→ **YOUR INSTRUCTIONS**
Each line holding the word "received" must appear in the answer, copied from the entries.

(Recorded data)
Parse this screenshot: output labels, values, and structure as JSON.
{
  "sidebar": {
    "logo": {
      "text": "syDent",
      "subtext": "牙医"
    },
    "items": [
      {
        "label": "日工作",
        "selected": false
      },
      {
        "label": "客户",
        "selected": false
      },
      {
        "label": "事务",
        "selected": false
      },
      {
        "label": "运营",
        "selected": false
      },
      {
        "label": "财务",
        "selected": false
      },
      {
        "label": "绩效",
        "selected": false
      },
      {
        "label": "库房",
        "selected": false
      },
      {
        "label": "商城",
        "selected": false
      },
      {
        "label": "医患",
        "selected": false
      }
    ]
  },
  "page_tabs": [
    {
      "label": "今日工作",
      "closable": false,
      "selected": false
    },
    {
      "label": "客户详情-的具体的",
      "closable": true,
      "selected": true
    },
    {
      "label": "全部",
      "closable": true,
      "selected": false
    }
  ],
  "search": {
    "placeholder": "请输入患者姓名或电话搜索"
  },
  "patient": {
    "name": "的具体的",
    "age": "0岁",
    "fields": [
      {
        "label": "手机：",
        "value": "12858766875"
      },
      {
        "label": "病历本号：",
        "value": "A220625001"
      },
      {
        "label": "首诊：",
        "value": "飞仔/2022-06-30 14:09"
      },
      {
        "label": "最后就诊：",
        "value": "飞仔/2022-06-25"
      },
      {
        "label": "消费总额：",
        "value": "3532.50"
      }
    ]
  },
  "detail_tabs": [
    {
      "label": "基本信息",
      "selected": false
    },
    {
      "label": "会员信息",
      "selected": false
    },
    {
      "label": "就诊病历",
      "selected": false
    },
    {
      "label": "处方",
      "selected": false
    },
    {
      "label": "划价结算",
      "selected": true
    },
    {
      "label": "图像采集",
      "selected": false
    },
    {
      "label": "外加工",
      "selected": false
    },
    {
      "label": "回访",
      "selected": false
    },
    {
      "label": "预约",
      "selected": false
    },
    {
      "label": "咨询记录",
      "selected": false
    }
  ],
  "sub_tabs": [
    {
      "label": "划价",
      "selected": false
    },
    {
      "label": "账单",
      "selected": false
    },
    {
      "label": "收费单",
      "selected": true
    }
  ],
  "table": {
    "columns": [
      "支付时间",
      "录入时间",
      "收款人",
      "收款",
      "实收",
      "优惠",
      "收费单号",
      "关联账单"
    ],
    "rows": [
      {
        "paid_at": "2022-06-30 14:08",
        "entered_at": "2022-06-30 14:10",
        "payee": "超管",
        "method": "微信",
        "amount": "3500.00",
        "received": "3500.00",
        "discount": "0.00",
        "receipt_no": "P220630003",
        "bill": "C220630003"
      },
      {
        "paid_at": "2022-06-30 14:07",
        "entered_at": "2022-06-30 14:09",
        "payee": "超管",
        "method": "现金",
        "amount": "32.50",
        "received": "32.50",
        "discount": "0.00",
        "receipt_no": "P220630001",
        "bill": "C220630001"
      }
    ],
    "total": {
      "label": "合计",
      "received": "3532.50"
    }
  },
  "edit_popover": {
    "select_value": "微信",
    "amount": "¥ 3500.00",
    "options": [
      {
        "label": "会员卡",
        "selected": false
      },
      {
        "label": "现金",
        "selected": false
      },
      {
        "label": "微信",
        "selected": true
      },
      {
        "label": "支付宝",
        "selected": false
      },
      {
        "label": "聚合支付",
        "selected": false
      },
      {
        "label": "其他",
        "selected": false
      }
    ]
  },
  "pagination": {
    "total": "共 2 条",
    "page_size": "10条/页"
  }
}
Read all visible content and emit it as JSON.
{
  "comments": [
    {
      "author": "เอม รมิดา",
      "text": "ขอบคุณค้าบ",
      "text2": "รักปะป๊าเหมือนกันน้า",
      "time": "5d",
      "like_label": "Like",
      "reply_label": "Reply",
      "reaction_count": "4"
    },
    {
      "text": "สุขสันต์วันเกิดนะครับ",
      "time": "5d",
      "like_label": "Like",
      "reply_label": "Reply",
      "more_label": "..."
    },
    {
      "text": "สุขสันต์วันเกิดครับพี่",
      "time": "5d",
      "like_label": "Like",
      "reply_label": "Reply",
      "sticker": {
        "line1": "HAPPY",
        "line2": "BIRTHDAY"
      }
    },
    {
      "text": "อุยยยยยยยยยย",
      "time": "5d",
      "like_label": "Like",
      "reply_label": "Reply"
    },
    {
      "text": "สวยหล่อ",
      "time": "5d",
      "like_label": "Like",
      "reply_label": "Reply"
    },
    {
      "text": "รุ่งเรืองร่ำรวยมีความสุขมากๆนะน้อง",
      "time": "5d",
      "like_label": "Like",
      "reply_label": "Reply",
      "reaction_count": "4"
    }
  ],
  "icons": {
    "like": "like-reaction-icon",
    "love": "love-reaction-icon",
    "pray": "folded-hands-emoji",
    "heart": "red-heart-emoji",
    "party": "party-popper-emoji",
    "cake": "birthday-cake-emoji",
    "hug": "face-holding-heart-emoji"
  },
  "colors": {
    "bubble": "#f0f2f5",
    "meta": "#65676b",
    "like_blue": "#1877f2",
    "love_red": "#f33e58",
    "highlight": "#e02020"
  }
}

→ **RESPONSE TO THIS EXERCISE**
        "received": "3500.00",
        "received": "32.50",
      "received": "3532.50"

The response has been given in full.